(Your assignment): A word-for-word repetition of all the entries is needed.

Saved data entries:
*****

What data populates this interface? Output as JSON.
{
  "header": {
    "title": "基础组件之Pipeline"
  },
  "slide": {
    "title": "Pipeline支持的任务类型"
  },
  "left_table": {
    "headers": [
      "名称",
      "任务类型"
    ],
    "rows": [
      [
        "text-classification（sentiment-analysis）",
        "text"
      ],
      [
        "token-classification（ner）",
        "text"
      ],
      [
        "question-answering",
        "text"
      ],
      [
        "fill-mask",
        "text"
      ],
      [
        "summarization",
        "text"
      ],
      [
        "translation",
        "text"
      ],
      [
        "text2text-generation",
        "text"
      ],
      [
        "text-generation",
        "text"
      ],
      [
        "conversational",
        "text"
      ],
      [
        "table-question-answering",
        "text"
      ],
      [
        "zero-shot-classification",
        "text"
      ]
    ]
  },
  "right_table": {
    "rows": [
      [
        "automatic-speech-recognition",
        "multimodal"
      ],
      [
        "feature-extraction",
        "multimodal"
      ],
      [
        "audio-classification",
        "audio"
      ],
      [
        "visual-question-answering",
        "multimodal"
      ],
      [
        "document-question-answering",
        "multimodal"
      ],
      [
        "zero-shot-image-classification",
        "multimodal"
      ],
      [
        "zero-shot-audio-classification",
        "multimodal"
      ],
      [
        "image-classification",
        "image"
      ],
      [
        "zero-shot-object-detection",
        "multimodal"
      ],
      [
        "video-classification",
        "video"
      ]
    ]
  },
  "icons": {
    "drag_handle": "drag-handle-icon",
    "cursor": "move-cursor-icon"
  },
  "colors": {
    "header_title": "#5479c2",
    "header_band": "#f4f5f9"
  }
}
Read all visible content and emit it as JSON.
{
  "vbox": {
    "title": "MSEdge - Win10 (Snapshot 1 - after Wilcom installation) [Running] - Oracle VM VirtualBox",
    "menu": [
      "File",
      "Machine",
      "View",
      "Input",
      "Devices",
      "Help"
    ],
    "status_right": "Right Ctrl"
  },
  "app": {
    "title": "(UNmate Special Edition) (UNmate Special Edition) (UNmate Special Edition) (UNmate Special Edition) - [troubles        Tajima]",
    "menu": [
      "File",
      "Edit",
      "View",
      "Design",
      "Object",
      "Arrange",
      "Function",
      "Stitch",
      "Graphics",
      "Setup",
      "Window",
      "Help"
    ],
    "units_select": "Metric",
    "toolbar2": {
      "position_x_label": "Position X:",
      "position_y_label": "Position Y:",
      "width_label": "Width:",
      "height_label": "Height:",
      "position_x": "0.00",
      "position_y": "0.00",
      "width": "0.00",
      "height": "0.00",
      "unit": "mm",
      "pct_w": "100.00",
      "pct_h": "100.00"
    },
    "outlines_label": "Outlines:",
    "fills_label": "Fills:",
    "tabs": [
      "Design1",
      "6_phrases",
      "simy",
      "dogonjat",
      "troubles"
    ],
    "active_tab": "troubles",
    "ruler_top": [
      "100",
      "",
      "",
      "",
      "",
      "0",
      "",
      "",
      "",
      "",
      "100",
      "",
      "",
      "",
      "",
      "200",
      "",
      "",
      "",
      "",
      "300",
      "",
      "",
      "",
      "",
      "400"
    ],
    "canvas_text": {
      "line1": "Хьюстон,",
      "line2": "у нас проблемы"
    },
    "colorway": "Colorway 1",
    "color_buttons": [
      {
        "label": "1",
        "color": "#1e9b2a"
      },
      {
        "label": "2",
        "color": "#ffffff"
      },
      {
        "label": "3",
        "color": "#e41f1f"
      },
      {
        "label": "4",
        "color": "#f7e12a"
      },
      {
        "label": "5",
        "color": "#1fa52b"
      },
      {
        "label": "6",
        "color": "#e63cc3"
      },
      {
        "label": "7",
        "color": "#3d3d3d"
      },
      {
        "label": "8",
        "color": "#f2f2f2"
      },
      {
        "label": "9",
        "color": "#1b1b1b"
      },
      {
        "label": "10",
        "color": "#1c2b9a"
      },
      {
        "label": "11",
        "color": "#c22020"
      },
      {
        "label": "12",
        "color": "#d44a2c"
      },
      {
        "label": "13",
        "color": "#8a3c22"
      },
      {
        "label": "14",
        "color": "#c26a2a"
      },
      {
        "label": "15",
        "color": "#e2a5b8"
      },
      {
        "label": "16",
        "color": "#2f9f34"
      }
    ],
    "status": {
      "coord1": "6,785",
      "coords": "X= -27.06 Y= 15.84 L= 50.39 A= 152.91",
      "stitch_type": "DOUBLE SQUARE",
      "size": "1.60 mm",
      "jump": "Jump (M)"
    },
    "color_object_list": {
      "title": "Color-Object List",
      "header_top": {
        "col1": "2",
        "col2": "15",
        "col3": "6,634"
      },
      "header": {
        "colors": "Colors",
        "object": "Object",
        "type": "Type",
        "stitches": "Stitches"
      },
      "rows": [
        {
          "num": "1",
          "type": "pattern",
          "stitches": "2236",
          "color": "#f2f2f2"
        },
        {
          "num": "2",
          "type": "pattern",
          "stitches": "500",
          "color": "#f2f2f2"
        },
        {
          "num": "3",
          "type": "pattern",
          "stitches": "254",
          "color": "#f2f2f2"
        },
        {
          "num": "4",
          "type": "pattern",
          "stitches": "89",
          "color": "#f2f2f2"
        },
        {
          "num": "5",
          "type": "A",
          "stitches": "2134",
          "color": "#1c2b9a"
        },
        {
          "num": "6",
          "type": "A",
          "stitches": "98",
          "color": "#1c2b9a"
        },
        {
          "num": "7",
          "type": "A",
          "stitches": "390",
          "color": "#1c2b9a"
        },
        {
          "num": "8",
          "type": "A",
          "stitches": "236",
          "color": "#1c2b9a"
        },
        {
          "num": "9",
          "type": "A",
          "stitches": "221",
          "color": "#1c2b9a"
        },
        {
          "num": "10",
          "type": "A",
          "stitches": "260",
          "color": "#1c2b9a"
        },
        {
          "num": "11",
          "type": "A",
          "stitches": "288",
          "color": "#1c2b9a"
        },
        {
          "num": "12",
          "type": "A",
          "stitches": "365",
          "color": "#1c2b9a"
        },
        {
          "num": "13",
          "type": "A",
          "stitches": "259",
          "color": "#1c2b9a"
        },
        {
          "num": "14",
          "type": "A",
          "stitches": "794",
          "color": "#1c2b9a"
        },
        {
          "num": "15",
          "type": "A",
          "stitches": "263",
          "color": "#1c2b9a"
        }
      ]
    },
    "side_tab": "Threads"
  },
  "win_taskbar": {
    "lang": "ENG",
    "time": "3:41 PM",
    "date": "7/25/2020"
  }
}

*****

(Response to the exercise):
What data populates this interface? Output as JSON.
{
  "header": {
    "title": "基础组件之Pipeline"
  },
  "slide": {
    "title": "Pipeline支持的任务类型"
  },
  "left_table": {
    "headers": [
      "名称",
      "任务类型"
    ],
    "rows": [
      [
        "text-classification（sentiment-analysis）",
        "text"
      ],
      [
        "token-classification（ner）",
        "text"
      ],
      [
        "question-answering",
        "text"
      ],
      [
        "fill-mask",
        "text"
      ],
      [
        "summarization",
        "text"
      ],
      [
        "translation",
        "text"
      ],
      [
        "text2text-generation",
        "text"
      ],
      [
        "text-generation",
        "text"
      ],
      [
        "conversational",
        "text"
      ],
      [
        "table-question-answering",
        "text"
      ],
      [
        "zero-shot-classification",
        "text"
      ]
    ]
  },
  "right_table": {
    "rows": [
      [
        "automatic-speech-recognition",
        "multimodal"
      ],
      [
        "feature-extraction",
        "multimodal"
      ],
      [
        "audio-classification",
        "audio"
      ],
      [
        "visual-question-answering",
        "multimodal"
      ],
      [
        "document-question-answering",
        "multimodal"
      ],
      [
        "zero-shot-image-classification",
        "multimodal"
      ],
      [
        "zero-shot-audio-classification",
        "multimodal"
      ],
      [
        "image-classification",
        "image"
      ],
      [
        "zero-shot-object-detection",
        "multimodal"
      ],
      [
        "video-classification",
        "video"
      ]
    ]
  },
  "icons": {
    "drag_handle": "drag-handle-icon",
    "cursor": "move-cursor-icon"
  },
  "colors": {
    "header_title": "#5479c2",
    "header_band": "#f4f5f9"
  }
}
Read all visible content and emit it as JSON.
{
  "vbox": {
    "title": "MSEdge - Win10 (Snapshot 1 - after Wilcom installation) [Running] - Oracle VM VirtualBox",
    "menu": [
      "File",
      "Machine",
      "View",
      "Input",
      "Devices",
      "Help"
    ],
    "status_right": "Right Ctrl"
  },
  "app": {
    "title": "(UNmate Special Edition) (UNmate Special Edition) (UNmate Special Edition) (UNmate Special Edition) - [troubles        Tajima]",
    "menu": [
      "File",
      "Edit",
      "View",
      "Design",
      "Object",
      "Arrange",
      "Function",
      "Stitch",
      "Graphics",
      "Setup",
      "Window",
      "Help"
    ],
    "units_select": "Metric",
    "toolbar2": {
      "position_x_label": "Position X:",
      "position_y_label": "Position Y:",
      "width_label": "Width:",
      "height_label": "Height:",
      "position_x": "0.00",
      "position_y": "0.00",
      "width": "0.00",
      "height": "0.00",
      "unit": "mm",
      "pct_w": "100.00",
      "pct_h": "100.00"
    },
    "outlines_label": "Outlines:",
    "fills_label": "Fills:",
    "tabs": [
      "Design1",
      "6_phrases",
      "simy",
      "dogonjat",
      "troubles"
    ],
    "active_tab": "troubles",
    "ruler_top": [
      "100",
      "",
      "",
      "",
      "",
      "0",
      "",
      "",
      "",
      "",
      "100",
      "",
      "",
      "",
      "",
      "200",
      "",
      "",
      "",
      "",
      "300",
      "",
      "",
      "",
      "",
      "400"
    ],
    "canvas_text": {
      "line1": "Хьюстон,",
      "line2": "у нас проблемы"
    },
    "colorway": "Colorway 1",
    "color_buttons": [
      {
        "label": "1",
        "color": "#1e9b2a"
      },
      {
        "label": "2",
        "color": "#ffffff"
      },
      {
        "label": "3",
        "color": "#e41f1f"
      },
      {
        "label": "4",
        "color": "#f7e12a"
      },
      {
        "label": "5",
        "color": "#1fa52b"
      },
      {
        "label": "6",
        "color": "#e63cc3"
      },
      {
        "label": "7",
        "color": "#3d3d3d"
      },
      {
        "label": "8",
        "color": "#f2f2f2"
      },
      {
        "label": "9",
        "color": "#1b1b1b"
      },
      {
        "label": "10",
        "color": "#1c2b9a"
      },
      {
        "label": "11",
        "color": "#c22020"
      },
      {
        "label": "12",
        "color": "#d44a2c"
      },
      {
        "label": "13",
        "color": "#8a3c22"
      },
      {
        "label": "14",
        "color": "#c26a2a"
      },
      {
        "label": "15",
        "color": "#e2a5b8"
      },
      {
        "label": "16",
        "color": "#2f9f34"
      }
    ],
    "status": {
      "coord1": "6,785",
      "coords": "X= -27.06 Y= 15.84 L= 50.39 A= 152.91",
      "stitch_type": "DOUBLE SQUARE",
      "size": "1.60 mm",
      "jump": "Jump (M)"
    },
    "color_object_list": {
      "title": "Color-Object List",
      "header_top": {
        "col1": "2",
        "col2": "15",
        "col3": "6,634"
      },
      "header": {
        "colors": "Colors",
        "object": "Object",
        "type": "Type",
        "stitches": "Stitches"
      },
      "rows": [
        {
          "num": "1",
          "type": "pattern",
          "stitches": "2236",
          "color": "#f2f2f2"
        },
        {
          "num": "2",
          "type": "pattern",
          "stitches": "500",
          "color": "#f2f2f2"
        },
        {
          "num": "3",
          "type": "pattern",
          "stitches": "254",
          "color": "#f2f2f2"
        },
        {
          "num": "4",
          "type": "pattern",
          "stitches": "89",
          "color": "#f2f2f2"
        },
        {
          "num": "5",
          "type": "A",
          "stitches": "2134",
          "color": "#1c2b9a"
        },
        {
          "num": "6",
          "type": "A",
          "stitches": "98",
          "color": "#1c2b9a"
        },
        {
          "num": "7",
          "type": "A",
          "stitches": "390",
          "color": "#1c2b9a"
        },
        {
          "num": "8",
          "type": "A",
          "stitches": "236",
          "color": "#1c2b9a"
        },
        {
          "num": "9",
          "type": "A",
          "stitches": "221",
          "color": "#1c2b9a"
        },
        {
          "num": "10",
          "type": "A",
          "stitches": "260",
          "color": "#1c2b9a"
        },
        {
          "num": "11",
          "type": "A",
          "stitches": "288",
          "color": "#1c2b9a"
        },
        {
          "num": "12",
          "type": "A",
          "stitches": "365",
          "color": "#1c2b9a"
        },
        {
          "num": "13",
          "type": "A",
          "stitches": "259",
          "color": "#1c2b9a"
        },
        {
          "num": "14",
          "type": "A",
          "stitches": "794",
          "color": "#1c2b9a"
        },
        {
          "num": "15",
          "type": "A",
          "stitches": "263",
          "color": "#1c2b9a"
        }
      ]
    },
    "side_tab": "Threads"
  },
  "win_taskbar": {
    "lang": "ENG",
    "time": "3:41 PM",
    "date": "7/25/2020"
  }
}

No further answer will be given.